EXERCISE INSTRUCTIONS: Among the entries, which lines carry the string "header"? Copy every one.

* * * * *

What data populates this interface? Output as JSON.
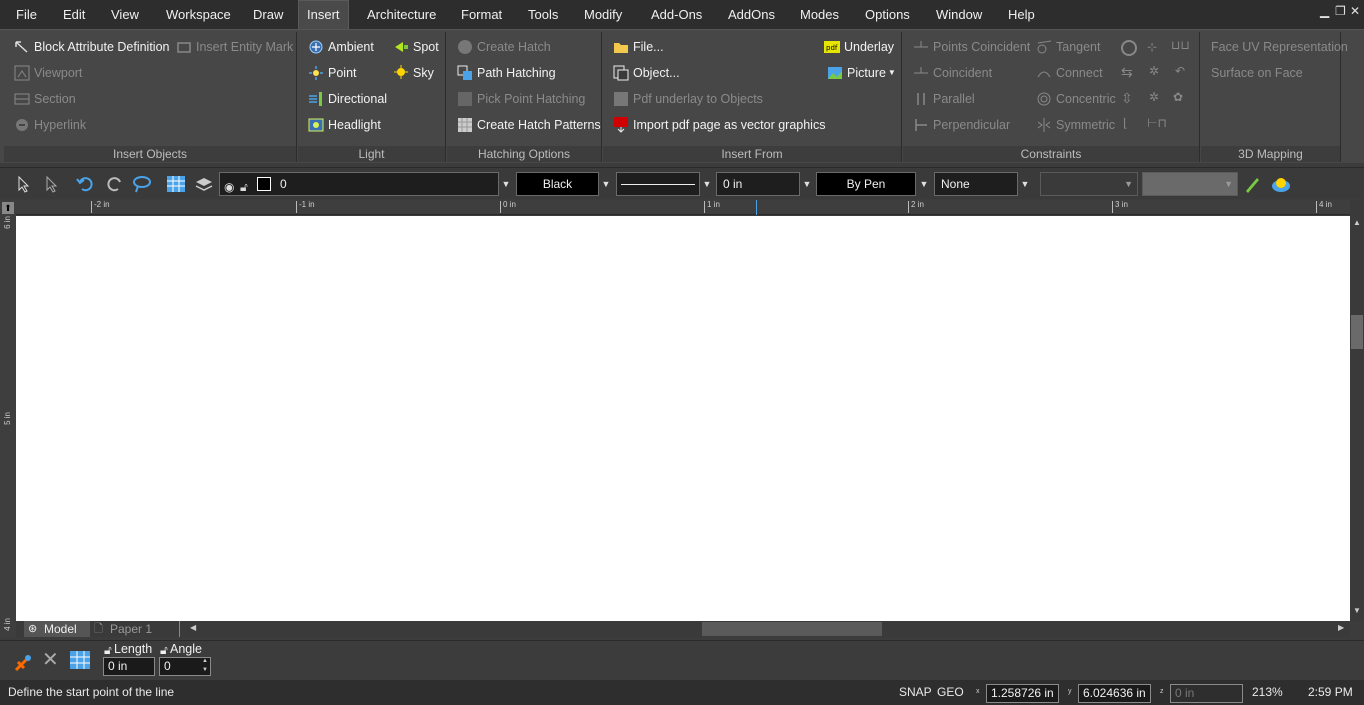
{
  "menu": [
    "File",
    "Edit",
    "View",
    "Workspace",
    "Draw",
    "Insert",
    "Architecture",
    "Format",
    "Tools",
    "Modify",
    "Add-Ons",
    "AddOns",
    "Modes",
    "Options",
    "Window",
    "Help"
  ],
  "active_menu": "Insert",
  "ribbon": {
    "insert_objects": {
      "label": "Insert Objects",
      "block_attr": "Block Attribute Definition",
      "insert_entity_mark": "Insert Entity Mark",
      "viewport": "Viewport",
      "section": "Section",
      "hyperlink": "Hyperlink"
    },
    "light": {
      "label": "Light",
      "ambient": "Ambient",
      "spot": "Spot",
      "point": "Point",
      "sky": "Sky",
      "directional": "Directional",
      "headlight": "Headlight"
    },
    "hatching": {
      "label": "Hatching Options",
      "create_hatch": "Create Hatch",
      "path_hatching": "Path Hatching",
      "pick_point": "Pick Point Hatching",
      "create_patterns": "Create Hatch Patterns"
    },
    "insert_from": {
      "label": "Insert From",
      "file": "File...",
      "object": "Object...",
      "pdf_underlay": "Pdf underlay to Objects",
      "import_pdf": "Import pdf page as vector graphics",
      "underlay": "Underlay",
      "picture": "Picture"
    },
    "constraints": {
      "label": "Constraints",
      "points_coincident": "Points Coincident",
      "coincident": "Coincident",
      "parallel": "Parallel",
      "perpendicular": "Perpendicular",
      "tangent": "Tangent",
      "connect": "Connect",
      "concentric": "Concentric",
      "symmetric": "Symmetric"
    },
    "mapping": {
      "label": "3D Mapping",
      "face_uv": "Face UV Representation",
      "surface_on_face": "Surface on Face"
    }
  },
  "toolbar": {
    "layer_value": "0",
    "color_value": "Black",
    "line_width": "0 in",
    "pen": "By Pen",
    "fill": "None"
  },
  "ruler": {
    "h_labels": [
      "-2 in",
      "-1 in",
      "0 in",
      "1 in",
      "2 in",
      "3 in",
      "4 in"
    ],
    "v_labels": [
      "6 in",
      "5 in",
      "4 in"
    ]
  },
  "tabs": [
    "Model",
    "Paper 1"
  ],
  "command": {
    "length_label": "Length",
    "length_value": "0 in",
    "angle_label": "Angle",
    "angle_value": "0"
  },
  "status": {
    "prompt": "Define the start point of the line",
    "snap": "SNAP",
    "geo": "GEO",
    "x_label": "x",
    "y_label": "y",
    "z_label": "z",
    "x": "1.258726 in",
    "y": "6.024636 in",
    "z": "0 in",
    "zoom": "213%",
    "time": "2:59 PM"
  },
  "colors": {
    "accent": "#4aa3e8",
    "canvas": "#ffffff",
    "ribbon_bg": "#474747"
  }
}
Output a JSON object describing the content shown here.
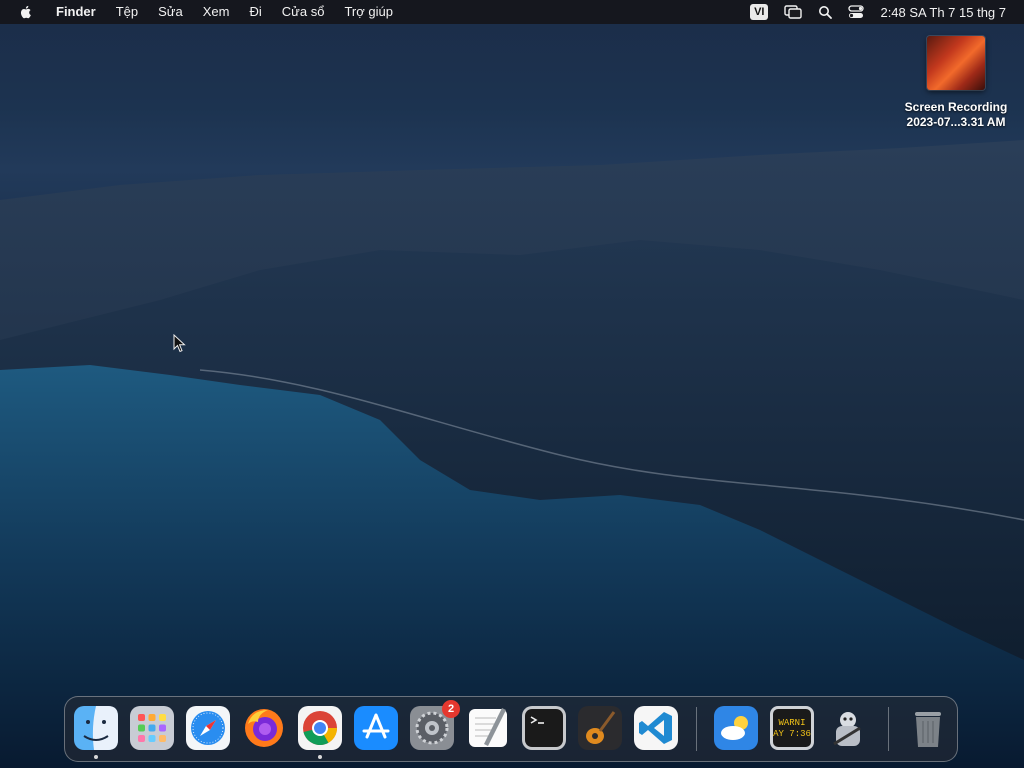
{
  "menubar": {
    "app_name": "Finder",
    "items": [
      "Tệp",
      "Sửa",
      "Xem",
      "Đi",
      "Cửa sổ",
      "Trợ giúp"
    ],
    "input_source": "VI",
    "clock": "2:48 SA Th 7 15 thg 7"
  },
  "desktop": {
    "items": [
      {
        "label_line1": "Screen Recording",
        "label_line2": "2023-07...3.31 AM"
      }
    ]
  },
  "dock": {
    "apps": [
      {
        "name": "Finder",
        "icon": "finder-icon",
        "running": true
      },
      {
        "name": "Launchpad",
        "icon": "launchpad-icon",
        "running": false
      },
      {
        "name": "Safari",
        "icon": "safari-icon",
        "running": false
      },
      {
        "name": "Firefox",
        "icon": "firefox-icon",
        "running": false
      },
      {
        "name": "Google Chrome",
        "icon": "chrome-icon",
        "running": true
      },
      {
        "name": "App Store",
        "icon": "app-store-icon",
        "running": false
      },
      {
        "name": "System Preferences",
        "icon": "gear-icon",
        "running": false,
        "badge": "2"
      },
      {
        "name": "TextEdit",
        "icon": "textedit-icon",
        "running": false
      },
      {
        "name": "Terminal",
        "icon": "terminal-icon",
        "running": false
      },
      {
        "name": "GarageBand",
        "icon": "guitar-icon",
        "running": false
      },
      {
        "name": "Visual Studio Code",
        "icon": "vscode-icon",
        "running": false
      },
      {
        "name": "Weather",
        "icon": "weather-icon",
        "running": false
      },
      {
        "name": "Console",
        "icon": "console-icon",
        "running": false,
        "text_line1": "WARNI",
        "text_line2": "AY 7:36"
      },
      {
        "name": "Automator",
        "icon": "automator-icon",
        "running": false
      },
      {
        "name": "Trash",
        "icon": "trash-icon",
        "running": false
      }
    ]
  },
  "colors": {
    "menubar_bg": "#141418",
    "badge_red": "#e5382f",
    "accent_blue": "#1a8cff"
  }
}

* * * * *

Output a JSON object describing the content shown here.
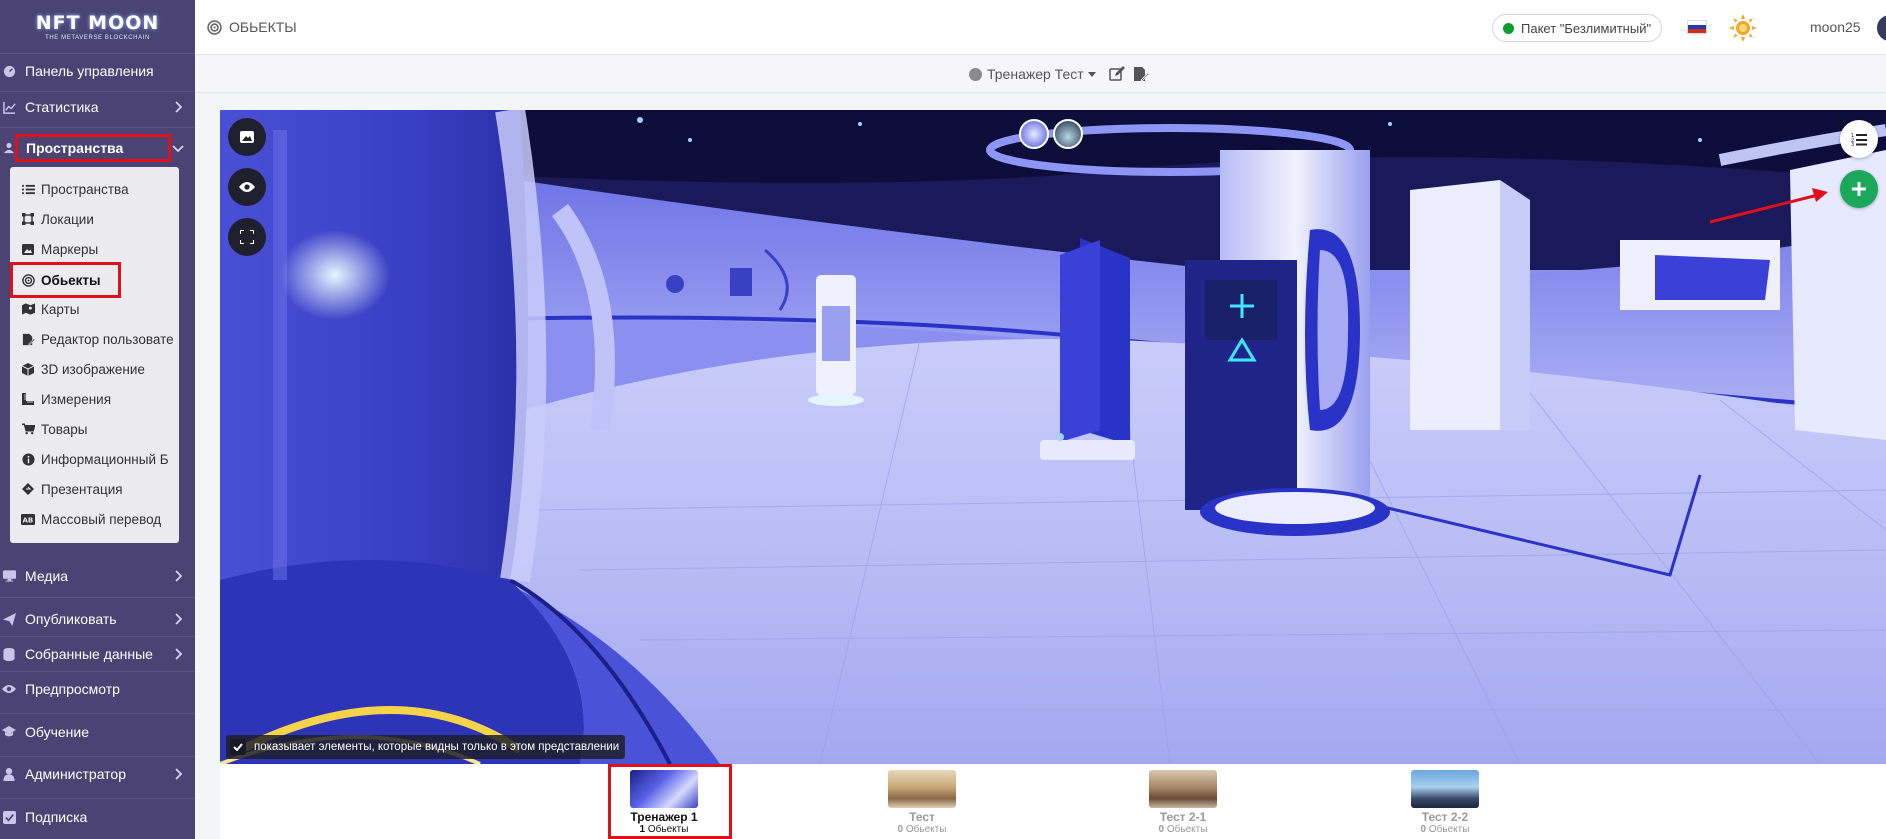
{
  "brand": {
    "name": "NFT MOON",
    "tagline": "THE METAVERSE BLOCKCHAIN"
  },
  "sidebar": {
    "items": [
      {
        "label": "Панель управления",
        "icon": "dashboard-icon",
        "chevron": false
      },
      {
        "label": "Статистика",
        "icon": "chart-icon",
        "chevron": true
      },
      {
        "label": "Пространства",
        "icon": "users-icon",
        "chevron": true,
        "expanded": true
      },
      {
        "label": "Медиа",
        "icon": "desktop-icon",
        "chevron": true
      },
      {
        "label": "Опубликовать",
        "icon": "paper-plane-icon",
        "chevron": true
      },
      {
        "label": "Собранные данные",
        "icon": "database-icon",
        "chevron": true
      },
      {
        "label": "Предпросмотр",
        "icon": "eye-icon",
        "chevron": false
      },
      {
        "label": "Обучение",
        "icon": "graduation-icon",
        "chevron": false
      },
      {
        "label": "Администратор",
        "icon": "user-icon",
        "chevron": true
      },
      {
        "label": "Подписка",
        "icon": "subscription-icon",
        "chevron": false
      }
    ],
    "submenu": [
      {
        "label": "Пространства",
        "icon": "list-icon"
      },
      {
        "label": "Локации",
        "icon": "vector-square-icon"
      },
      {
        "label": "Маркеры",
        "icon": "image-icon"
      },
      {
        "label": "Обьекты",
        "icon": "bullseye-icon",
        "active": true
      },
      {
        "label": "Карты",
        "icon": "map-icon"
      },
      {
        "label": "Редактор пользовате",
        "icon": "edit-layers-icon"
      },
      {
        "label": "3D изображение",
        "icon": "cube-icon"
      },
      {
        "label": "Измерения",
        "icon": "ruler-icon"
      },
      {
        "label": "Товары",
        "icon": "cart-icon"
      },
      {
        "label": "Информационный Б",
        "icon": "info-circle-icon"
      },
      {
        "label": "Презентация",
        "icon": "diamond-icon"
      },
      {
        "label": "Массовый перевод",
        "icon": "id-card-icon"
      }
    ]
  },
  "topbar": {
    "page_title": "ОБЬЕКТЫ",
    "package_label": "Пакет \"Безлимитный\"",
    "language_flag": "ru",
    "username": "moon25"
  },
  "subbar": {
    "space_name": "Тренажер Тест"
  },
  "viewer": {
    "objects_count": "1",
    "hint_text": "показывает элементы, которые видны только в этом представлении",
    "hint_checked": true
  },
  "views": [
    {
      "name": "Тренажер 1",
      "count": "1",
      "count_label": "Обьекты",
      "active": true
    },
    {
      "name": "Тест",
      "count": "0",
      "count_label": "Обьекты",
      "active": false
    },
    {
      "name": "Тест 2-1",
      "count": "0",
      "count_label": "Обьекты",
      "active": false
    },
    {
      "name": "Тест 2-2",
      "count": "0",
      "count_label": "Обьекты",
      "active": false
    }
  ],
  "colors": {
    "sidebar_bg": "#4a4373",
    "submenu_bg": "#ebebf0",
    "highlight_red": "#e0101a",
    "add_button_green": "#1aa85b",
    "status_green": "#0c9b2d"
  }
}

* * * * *

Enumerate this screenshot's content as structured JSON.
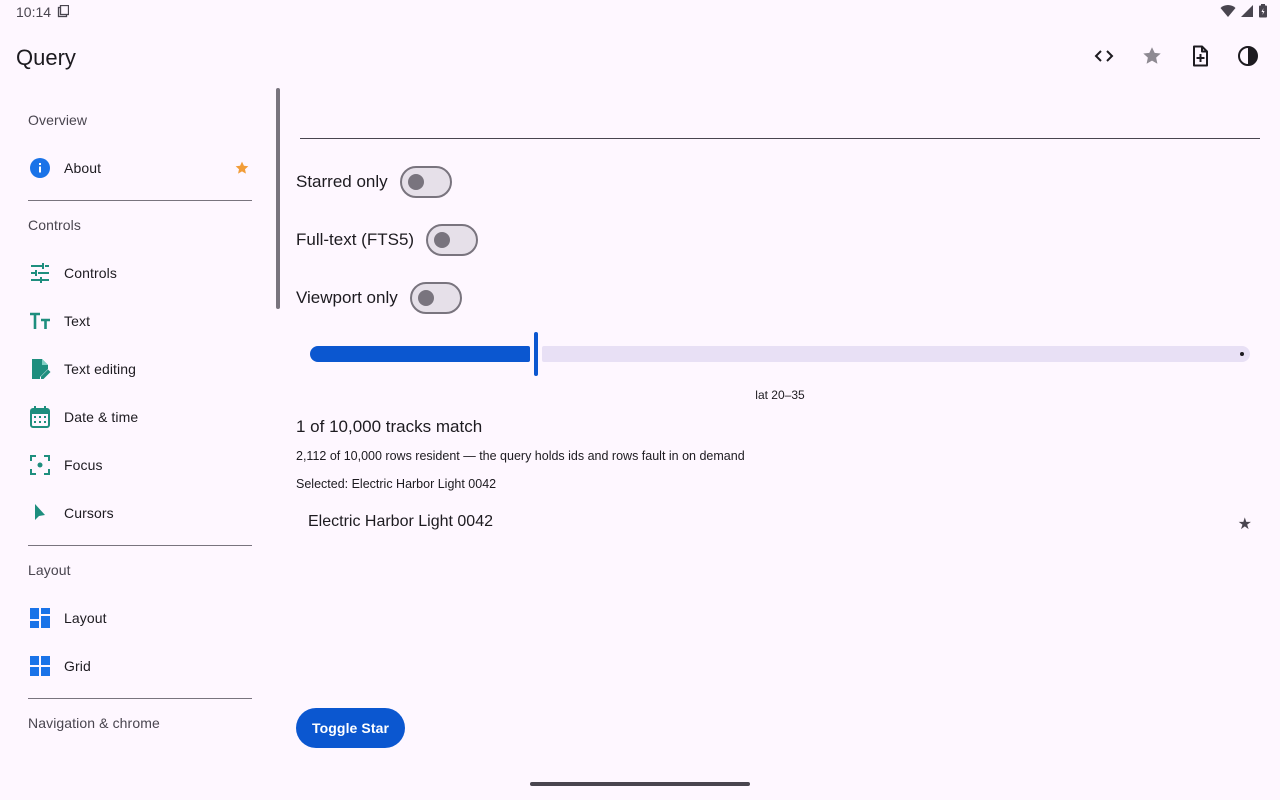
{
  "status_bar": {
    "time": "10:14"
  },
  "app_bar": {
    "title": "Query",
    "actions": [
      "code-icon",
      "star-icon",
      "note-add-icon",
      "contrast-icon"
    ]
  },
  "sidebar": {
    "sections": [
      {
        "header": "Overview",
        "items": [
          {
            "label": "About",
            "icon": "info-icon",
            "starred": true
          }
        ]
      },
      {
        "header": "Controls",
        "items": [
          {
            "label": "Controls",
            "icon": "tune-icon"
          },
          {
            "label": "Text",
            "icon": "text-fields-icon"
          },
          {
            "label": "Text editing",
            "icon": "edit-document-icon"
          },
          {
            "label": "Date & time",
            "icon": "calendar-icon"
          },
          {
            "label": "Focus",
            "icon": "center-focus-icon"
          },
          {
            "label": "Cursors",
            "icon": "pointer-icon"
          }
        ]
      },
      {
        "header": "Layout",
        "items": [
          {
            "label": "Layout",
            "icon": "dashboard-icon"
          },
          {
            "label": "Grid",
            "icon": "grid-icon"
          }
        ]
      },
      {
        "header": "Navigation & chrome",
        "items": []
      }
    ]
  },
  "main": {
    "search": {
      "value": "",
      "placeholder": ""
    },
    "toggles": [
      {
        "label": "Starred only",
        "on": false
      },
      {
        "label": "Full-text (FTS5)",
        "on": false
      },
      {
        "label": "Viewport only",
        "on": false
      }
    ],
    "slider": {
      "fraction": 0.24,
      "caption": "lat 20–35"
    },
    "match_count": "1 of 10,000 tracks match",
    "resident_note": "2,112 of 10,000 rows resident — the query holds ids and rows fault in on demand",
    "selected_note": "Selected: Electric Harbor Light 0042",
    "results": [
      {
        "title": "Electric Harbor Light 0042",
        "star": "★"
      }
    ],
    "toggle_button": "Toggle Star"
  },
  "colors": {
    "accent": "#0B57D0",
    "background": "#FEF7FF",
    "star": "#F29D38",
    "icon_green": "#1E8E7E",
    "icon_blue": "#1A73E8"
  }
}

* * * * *

EXERCISE ANSWER:
        "header": "Overview",
        "header": "Controls",
        "header": "Layout",
        "header": "Navigation & chrome",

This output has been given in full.